- [Try it] Give the number of lines below that contain "email", with no other output.

- [Recorded data]
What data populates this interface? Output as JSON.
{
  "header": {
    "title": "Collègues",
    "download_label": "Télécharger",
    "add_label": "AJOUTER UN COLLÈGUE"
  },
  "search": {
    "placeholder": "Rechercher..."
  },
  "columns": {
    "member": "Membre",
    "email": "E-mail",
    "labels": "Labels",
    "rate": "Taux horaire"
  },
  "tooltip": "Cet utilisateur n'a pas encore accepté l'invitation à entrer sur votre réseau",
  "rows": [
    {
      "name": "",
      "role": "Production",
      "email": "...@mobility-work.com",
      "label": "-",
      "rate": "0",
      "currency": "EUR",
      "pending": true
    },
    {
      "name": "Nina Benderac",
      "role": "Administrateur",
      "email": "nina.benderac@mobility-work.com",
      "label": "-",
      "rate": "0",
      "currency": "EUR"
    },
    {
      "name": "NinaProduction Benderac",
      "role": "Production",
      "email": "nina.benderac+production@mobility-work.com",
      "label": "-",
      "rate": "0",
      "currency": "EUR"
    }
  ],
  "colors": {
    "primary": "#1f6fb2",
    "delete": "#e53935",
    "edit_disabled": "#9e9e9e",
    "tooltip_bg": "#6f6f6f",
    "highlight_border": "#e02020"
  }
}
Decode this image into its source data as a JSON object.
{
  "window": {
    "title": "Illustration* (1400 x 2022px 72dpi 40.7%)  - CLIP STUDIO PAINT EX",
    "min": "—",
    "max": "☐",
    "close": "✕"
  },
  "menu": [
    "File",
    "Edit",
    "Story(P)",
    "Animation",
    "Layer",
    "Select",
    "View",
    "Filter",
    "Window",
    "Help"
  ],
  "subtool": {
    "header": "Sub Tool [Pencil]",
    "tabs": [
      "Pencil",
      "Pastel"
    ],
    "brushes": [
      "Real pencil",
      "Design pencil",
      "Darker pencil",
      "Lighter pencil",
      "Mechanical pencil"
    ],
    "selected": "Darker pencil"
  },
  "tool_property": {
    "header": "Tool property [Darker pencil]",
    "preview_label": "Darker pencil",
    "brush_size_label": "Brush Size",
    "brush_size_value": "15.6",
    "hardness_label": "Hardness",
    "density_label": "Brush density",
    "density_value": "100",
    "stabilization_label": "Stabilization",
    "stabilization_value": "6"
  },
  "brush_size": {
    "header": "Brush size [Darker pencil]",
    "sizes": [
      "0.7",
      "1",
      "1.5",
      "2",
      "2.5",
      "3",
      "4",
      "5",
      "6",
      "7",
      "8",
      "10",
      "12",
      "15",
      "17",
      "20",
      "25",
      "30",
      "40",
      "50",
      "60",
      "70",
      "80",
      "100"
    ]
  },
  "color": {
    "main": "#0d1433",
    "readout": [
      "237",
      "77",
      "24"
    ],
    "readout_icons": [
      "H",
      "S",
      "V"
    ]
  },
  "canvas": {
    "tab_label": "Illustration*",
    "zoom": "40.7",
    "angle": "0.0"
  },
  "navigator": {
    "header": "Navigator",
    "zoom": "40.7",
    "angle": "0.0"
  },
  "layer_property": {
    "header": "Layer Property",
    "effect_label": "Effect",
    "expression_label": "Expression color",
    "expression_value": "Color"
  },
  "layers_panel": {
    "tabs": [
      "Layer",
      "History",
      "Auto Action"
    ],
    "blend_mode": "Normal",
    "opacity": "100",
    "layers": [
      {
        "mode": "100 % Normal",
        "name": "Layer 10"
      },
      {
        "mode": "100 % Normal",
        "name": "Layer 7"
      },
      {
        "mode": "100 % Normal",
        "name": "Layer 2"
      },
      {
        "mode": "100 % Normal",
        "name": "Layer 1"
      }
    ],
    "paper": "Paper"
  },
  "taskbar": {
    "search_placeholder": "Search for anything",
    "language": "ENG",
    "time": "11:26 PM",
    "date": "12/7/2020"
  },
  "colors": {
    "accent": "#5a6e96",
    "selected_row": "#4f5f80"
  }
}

- [Exercise result] 4